_TASK INSTRUCTIONS_
With the pictures left out, write every entry down exactly.

_WORKING DATA_
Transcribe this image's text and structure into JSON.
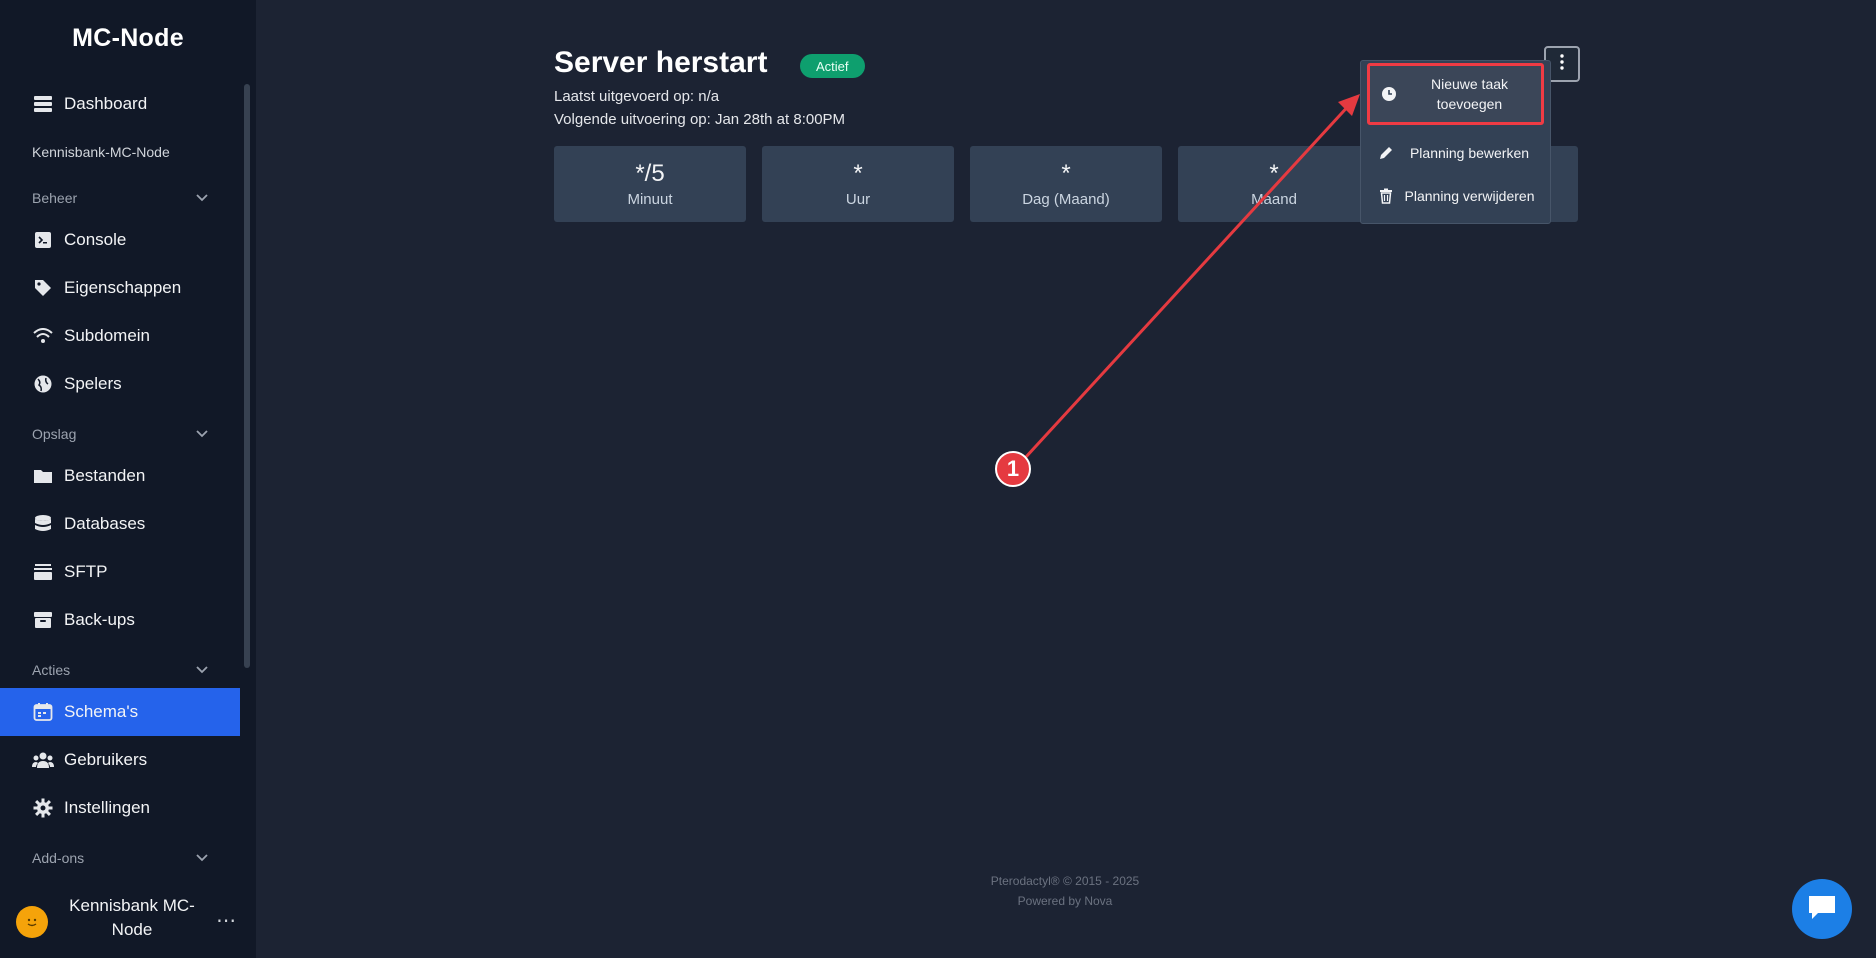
{
  "app": {
    "brand": "MC-Node",
    "server_label": "Kennisbank-MC-Node"
  },
  "sidebar": {
    "dashboard": "Dashboard",
    "sections": {
      "beheer": "Beheer",
      "opslag": "Opslag",
      "acties": "Acties",
      "addons": "Add-ons"
    },
    "beheer_items": [
      "Console",
      "Eigenschappen",
      "Subdomein",
      "Spelers"
    ],
    "opslag_items": [
      "Bestanden",
      "Databases",
      "SFTP",
      "Back-ups"
    ],
    "acties_items": [
      "Schema's",
      "Gebruikers",
      "Instellingen"
    ],
    "active_item": "Schema's"
  },
  "user": {
    "name": "Kennisbank MC-Node",
    "avatar_icon": "smiley-icon"
  },
  "schedule": {
    "title": "Server herstart",
    "status": "Actief",
    "last_run": "Laatst uitgevoerd op: n/a",
    "next_run": "Volgende uitvoering op: Jan 28th at 8:00PM",
    "cron": [
      {
        "value": "*/5",
        "label": "Minuut"
      },
      {
        "value": "*",
        "label": "Uur"
      },
      {
        "value": "*",
        "label": "Dag (Maand)"
      },
      {
        "value": "*",
        "label": "Maand"
      }
    ]
  },
  "menu": {
    "items": [
      {
        "label": "Nieuwe taak toevoegen",
        "icon": "clock-icon"
      },
      {
        "label": "Planning bewerken",
        "icon": "pencil-icon"
      },
      {
        "label": "Planning verwijderen",
        "icon": "trash-icon"
      }
    ]
  },
  "annotation": {
    "marker": "1"
  },
  "footer": {
    "line1": "Pterodactyl® © 2015 - 2025",
    "line2": "Powered by Nova"
  },
  "colors": {
    "accent": "#2563eb",
    "status": "#0e9f6e",
    "highlight": "#ef3b44",
    "chat": "#1c7fe6"
  }
}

_ANSWER SPACE_
Transcribe this image's text and structure into JSON.
{
  "app": {
    "brand": "MC-Node",
    "server_label": "Kennisbank-MC-Node"
  },
  "sidebar": {
    "dashboard": "Dashboard",
    "sections": {
      "beheer": "Beheer",
      "opslag": "Opslag",
      "acties": "Acties",
      "addons": "Add-ons"
    },
    "beheer_items": [
      "Console",
      "Eigenschappen",
      "Subdomein",
      "Spelers"
    ],
    "opslag_items": [
      "Bestanden",
      "Databases",
      "SFTP",
      "Back-ups"
    ],
    "acties_items": [
      "Schema's",
      "Gebruikers",
      "Instellingen"
    ],
    "active_item": "Schema's"
  },
  "user": {
    "name": "Kennisbank MC-Node",
    "avatar_icon": "smiley-icon"
  },
  "schedule": {
    "title": "Server herstart",
    "status": "Actief",
    "last_run": "Laatst uitgevoerd op: n/a",
    "next_run": "Volgende uitvoering op: Jan 28th at 8:00PM",
    "cron": [
      {
        "value": "*/5",
        "label": "Minuut"
      },
      {
        "value": "*",
        "label": "Uur"
      },
      {
        "value": "*",
        "label": "Dag (Maand)"
      },
      {
        "value": "*",
        "label": "Maand"
      }
    ]
  },
  "menu": {
    "items": [
      {
        "label": "Nieuwe taak toevoegen",
        "icon": "clock-icon"
      },
      {
        "label": "Planning bewerken",
        "icon": "pencil-icon"
      },
      {
        "label": "Planning verwijderen",
        "icon": "trash-icon"
      }
    ]
  },
  "annotation": {
    "marker": "1"
  },
  "footer": {
    "line1": "Pterodactyl® © 2015 - 2025",
    "line2": "Powered by Nova"
  },
  "colors": {
    "accent": "#2563eb",
    "status": "#0e9f6e",
    "highlight": "#ef3b44",
    "chat": "#1c7fe6"
  }
}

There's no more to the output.